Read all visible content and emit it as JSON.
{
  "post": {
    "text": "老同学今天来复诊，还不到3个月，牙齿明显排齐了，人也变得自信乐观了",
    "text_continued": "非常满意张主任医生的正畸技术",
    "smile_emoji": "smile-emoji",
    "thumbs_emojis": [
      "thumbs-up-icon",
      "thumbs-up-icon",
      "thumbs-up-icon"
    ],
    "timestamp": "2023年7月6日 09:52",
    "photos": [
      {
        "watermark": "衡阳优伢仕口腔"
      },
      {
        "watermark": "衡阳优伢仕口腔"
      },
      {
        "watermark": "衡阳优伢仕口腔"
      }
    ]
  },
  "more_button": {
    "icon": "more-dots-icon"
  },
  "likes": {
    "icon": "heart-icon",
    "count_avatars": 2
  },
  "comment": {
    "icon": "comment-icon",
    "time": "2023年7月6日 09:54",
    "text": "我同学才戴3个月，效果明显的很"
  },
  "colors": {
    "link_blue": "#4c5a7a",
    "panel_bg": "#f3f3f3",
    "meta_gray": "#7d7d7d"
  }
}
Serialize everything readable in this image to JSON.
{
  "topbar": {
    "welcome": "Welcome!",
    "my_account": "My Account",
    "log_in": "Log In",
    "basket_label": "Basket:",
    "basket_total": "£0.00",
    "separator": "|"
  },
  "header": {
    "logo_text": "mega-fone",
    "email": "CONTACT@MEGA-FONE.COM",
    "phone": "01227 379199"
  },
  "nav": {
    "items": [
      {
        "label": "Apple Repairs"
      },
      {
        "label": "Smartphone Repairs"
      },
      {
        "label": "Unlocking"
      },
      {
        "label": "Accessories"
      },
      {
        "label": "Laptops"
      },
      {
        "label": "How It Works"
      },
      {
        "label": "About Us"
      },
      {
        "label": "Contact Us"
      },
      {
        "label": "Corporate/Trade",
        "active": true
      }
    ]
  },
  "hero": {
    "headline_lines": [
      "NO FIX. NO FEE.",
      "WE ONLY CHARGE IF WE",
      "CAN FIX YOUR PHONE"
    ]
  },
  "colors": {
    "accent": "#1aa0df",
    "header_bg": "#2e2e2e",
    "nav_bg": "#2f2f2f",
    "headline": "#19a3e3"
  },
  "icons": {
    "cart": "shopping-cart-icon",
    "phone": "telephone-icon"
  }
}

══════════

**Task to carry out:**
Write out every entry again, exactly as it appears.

**Exercise result:**
Read all visible content and emit it as JSON.
{
  "post": {
    "text": "老同学今天来复诊，还不到3个月，牙齿明显排齐了，人也变得自信乐观了",
    "text_continued": "非常满意张主任医生的正畸技术",
    "smile_emoji": "smile-emoji",
    "thumbs_emojis": [
      "thumbs-up-icon",
      "thumbs-up-icon",
      "thumbs-up-icon"
    ],
    "timestamp": "2023年7月6日 09:52",
    "photos": [
      {
        "watermark": "衡阳优伢仕口腔"
      },
      {
        "watermark": "衡阳优伢仕口腔"
      },
      {
        "watermark": "衡阳优伢仕口腔"
      }
    ]
  },
  "more_button": {
    "icon": "more-dots-icon"
  },
  "likes": {
    "icon": "heart-icon",
    "count_avatars": 2
  },
  "comment": {
    "icon": "comment-icon",
    "time": "2023年7月6日 09:54",
    "text": "我同学才戴3个月，效果明显的很"
  },
  "colors": {
    "link_blue": "#4c5a7a",
    "panel_bg": "#f3f3f3",
    "meta_gray": "#7d7d7d"
  }
}
Serialize everything readable in this image to JSON.
{
  "topbar": {
    "welcome": "Welcome!",
    "my_account": "My Account",
    "log_in": "Log In",
    "basket_label": "Basket:",
    "basket_total": "£0.00",
    "separator": "|"
  },
  "header": {
    "logo_text": "mega-fone",
    "email": "CONTACT@MEGA-FONE.COM",
    "phone": "01227 379199"
  },
  "nav": {
    "items": [
      {
        "label": "Apple Repairs"
      },
      {
        "label": "Smartphone Repairs"
      },
      {
        "label": "Unlocking"
      },
      {
        "label": "Accessories"
      },
      {
        "label": "Laptops"
      },
      {
        "label": "How It Works"
      },
      {
        "label": "About Us"
      },
      {
        "label": "Contact Us"
      },
      {
        "label": "Corporate/Trade",
        "active": true
      }
    ]
  },
  "hero": {
    "headline_lines": [
      "NO FIX. NO FEE.",
      "WE ONLY CHARGE IF WE",
      "CAN FIX YOUR PHONE"
    ]
  },
  "colors": {
    "accent": "#1aa0df",
    "header_bg": "#2e2e2e",
    "nav_bg": "#2f2f2f",
    "headline": "#19a3e3"
  },
  "icons": {
    "cart": "shopping-cart-icon",
    "phone": "telephone-icon"
  }
}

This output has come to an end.